In the data, find the word "SHIELD" and copy out every line that has it.
BEGIN Data to examine
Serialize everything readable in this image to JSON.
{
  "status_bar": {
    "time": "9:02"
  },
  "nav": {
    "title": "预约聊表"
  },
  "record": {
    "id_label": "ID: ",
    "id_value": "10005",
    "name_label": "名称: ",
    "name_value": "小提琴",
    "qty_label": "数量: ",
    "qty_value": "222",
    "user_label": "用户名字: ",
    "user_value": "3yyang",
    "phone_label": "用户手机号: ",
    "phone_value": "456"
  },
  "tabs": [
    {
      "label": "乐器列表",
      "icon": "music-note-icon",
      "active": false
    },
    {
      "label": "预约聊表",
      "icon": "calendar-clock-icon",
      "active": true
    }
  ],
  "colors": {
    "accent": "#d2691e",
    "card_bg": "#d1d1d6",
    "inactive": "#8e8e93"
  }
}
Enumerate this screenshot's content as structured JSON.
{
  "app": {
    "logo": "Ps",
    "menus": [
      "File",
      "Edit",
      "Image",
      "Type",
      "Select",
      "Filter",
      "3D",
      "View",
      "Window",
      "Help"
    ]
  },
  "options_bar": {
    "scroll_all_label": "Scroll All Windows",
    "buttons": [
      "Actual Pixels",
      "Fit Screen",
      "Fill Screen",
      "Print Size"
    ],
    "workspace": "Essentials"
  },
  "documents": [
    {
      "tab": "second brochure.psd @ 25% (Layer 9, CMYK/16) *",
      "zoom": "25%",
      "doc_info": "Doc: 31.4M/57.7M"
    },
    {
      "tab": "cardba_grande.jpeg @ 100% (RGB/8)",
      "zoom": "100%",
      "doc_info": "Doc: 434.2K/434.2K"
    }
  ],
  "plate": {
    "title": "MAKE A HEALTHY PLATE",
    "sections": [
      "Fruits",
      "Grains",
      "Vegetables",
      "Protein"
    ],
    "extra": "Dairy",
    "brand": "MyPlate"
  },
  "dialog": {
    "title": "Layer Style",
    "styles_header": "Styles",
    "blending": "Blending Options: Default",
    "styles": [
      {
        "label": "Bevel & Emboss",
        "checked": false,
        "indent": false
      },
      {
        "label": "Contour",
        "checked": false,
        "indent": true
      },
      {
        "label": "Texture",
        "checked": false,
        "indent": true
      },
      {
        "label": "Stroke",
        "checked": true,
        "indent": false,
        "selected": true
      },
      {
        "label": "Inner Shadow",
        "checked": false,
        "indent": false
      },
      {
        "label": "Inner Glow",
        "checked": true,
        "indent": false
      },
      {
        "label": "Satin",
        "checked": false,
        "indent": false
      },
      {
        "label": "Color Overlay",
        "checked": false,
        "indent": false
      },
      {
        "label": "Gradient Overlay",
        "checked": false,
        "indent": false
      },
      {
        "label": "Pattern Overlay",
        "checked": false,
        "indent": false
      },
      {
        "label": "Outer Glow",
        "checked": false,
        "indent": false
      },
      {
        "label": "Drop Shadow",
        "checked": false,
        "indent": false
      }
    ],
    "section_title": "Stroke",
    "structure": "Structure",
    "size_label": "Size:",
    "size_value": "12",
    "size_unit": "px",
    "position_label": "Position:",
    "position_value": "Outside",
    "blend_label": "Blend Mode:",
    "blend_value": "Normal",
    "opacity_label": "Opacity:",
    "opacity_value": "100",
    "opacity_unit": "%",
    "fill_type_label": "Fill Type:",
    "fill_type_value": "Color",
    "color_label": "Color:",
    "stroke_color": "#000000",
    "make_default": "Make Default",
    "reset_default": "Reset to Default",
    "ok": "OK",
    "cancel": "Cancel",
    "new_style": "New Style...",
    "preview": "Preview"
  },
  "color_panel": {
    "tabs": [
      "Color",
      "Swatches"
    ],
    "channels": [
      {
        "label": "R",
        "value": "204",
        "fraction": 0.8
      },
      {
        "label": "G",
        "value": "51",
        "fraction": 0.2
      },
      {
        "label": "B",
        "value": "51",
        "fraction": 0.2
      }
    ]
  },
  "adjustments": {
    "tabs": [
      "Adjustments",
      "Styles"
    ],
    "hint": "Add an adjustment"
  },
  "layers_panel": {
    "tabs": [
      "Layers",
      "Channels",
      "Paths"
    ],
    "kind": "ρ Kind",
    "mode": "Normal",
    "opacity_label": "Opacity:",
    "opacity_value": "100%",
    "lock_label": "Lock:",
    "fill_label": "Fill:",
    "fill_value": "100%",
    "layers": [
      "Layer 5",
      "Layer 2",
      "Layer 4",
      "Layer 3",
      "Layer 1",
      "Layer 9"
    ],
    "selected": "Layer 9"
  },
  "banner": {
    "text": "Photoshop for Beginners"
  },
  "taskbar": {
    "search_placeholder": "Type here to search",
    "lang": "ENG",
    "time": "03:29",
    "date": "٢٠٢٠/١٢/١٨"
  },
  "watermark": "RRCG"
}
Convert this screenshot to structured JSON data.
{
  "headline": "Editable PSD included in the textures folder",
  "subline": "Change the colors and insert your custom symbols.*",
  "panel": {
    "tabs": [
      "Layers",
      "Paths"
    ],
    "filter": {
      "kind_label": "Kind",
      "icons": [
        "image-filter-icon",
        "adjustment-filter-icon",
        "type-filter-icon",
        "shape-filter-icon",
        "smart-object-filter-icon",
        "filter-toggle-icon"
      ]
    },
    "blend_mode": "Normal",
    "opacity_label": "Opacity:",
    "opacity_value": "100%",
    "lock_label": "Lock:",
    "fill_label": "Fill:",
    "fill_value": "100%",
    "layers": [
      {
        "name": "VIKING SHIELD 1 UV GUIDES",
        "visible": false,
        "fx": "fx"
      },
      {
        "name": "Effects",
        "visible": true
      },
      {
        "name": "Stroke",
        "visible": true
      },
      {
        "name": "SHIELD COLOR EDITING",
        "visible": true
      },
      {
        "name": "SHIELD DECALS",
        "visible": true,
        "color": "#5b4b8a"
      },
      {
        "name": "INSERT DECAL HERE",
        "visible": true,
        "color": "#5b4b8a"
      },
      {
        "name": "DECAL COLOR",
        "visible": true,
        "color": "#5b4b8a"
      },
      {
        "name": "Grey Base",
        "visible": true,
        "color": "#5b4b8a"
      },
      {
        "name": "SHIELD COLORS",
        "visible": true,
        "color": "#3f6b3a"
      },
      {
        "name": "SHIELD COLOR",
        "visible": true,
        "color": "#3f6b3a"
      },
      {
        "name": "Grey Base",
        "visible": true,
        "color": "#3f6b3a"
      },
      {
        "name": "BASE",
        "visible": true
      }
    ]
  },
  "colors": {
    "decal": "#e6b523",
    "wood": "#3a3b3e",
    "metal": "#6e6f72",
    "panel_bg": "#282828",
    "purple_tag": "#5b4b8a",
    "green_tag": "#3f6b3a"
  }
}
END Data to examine
Response box:
        "name": "VIKING SHIELD 1 UV GUIDES",
        "name": "SHIELD COLOR EDITING",
        "name": "SHIELD DECALS",
        "name": "SHIELD COLORS",
        "name": "SHIELD COLOR",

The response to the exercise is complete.